I think they're trying to do both. I think on the one hand, they're trying to shake it up. For the fans, they know who's going to watch it. So they're trying to give us something that is not a complete copy of what we've already seen before. And people who've never seen it, they're not going to notice the holes. Maybe they'll fill them later. I don't know. But they're trying to target both. And that's a tough sell. Because now the fans are already gonna be like, wait, wait a minute. Another thing is in the original miniseries, they got rid of most of the wolf activity. They brought the wolves back in this one. So I'm hoping they'll bring a character that was in the book, but not in the miniseries back... The Kid. He's a disgusting little... He's like five foot three, three inches of hair, three inches of high heels. He's a psychotic little creep. He comes from Louisiana. He's disgusting. He's always threatening somebody's life. And he and trashcan man are actually traveling to Vegas together. Even though in the miniseries trashcan, man just walk through the desert alone. He doesn't want to leave his car. At a certain point. The road is just like miles and miles of dead bodies and traffic. And then wolves come out and then corner him...the idea is the wolves are just going to sit there and wait him out. And then trashcan man, he's walking to Vegas. So that little disgusting creep, they could bring him back. That'll make it better for people who've never read the book, but want something different. He really was a disgusting, reprehensible human being, he sexually assaulted trash can, man, they can leave that out. Yeah, The Kid is a lot. But yeah, you can see where they cut things out and sped them up, you know, Kathy Bates part where she was the radio DJ. And she was like, resisting the government. They killed her on air on this one. It's a man over the radio, and he’s sick. You hear him coughing while he's trying to keep doing his job and everything else is shut down. And then he commits suicide on air. So I think they're trying to do both to entertain fans, and make it fast and modern enough for people who've never seen it before.

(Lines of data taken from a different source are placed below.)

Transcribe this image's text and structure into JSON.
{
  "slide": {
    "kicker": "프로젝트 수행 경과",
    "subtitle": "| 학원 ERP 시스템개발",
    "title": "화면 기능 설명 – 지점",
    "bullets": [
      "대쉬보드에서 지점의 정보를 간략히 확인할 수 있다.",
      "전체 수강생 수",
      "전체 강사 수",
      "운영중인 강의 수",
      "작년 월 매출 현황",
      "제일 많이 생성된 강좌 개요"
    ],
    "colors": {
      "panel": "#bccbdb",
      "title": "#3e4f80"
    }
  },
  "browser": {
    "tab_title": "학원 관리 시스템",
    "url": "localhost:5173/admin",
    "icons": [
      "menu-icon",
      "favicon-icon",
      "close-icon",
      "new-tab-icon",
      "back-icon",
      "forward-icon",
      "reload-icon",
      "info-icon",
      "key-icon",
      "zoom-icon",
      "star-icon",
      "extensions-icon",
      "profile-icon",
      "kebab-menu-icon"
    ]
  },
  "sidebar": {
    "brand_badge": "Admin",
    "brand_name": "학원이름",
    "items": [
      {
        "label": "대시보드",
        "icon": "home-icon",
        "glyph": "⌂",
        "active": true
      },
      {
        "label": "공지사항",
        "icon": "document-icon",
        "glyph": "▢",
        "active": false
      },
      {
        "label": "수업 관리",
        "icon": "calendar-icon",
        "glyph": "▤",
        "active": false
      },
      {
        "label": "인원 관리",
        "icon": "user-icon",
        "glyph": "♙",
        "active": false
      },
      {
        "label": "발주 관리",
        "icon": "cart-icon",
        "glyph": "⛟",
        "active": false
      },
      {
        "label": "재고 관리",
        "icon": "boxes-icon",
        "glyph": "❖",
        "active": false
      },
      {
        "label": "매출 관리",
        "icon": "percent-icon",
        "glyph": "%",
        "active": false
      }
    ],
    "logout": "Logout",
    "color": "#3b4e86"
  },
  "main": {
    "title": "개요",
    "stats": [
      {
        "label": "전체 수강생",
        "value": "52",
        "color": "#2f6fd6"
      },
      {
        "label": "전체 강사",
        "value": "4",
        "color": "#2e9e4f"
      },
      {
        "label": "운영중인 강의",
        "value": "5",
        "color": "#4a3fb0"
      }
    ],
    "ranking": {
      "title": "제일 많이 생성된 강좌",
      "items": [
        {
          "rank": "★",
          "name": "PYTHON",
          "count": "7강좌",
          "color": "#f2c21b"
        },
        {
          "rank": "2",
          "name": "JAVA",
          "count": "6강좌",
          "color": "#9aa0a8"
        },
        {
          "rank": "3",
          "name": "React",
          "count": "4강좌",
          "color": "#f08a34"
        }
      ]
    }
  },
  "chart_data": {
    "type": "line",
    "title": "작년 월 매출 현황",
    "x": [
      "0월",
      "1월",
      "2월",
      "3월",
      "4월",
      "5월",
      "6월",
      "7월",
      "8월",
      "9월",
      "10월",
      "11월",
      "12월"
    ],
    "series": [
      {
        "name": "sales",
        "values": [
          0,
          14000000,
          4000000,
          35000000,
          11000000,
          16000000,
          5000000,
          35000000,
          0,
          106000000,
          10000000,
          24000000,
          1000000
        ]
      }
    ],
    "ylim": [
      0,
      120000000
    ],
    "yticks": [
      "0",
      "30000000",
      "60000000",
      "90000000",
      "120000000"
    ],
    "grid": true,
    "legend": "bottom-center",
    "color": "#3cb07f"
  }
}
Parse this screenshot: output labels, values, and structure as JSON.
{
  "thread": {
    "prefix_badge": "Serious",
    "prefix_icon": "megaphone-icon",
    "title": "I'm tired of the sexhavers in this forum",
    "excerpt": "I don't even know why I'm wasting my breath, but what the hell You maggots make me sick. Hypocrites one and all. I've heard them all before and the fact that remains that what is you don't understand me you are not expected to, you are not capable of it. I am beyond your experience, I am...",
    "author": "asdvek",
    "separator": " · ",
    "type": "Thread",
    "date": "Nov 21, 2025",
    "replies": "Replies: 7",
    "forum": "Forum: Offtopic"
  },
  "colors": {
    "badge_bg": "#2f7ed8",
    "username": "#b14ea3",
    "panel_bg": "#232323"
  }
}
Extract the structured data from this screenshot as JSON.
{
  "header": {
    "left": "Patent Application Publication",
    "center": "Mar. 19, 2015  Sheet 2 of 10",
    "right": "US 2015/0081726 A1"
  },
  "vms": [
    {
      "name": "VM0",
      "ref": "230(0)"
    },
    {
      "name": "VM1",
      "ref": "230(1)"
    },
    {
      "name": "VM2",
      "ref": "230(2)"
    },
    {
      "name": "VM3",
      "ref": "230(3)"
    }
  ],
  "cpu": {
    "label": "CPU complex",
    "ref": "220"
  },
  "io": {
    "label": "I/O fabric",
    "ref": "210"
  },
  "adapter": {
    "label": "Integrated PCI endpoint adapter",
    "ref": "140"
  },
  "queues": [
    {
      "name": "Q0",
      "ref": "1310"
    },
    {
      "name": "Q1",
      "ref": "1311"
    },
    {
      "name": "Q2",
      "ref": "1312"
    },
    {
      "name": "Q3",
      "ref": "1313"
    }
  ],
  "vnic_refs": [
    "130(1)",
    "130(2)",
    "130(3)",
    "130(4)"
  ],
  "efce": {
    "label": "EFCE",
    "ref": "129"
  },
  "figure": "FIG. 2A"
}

Not make the government look bad.
But yeah, you're probably exactly right.
That sounds a lot to me like to do it the way the book in the original series was, it would be more of a slow burn, especially for 9...7 episodes, whatever it is. And with modern audiences, are they really going to stick around till Episode Four before the action really starts kicking in like, like, if people aren't familiar with the book or the old series, they're gonna get bored by the a lot of the talking and stuff in the first few episodes. Right setting. Yeah, yeah.
Yeah, we'll see. They're, they're trying to do a little of everything. It looks like I think they're moving too fast. Because part of what makes the story so intense is that there's time. They're moving up north, going to the CDC, and then they go to New Hampshire, and then everybody packs up and then go to Colorado part of the horror is, it’s slow? Yeah.
One thing I'm kind of disappointed by is the recasting of Flagg, because the original idea was going to be to have Matthew McConaughey do it to reprise the role from Dark Tower right. And I mean, I get it obviously Dark Tower was a huge bomb. But the fact that they wanted to originally make all these things actually interconnect all these Stephen King things in modern ones, that would have been awesome.
They should have done it, it would have made all the sense of the world. Mm hmm.
Yeah. When you consider the fact that I mean, The Dark Tower series does mix into everything Stephen King has written it would have made perfect sense. I mean, if we're talking about series Why the hell didn't they add that that one into a Miniseries or a natural full blown series?
That's what I'm saying. I think it was probably just too much of a money grab. I mean, McConaughey and then, Idris Elba. I mean, they’re just like, get the fans in there and get the money. And they told a little kind of weak piece of a story and it wasn't even correct. They just made a vehicle. If you're gonna make a vehicle for somebody make a generic one.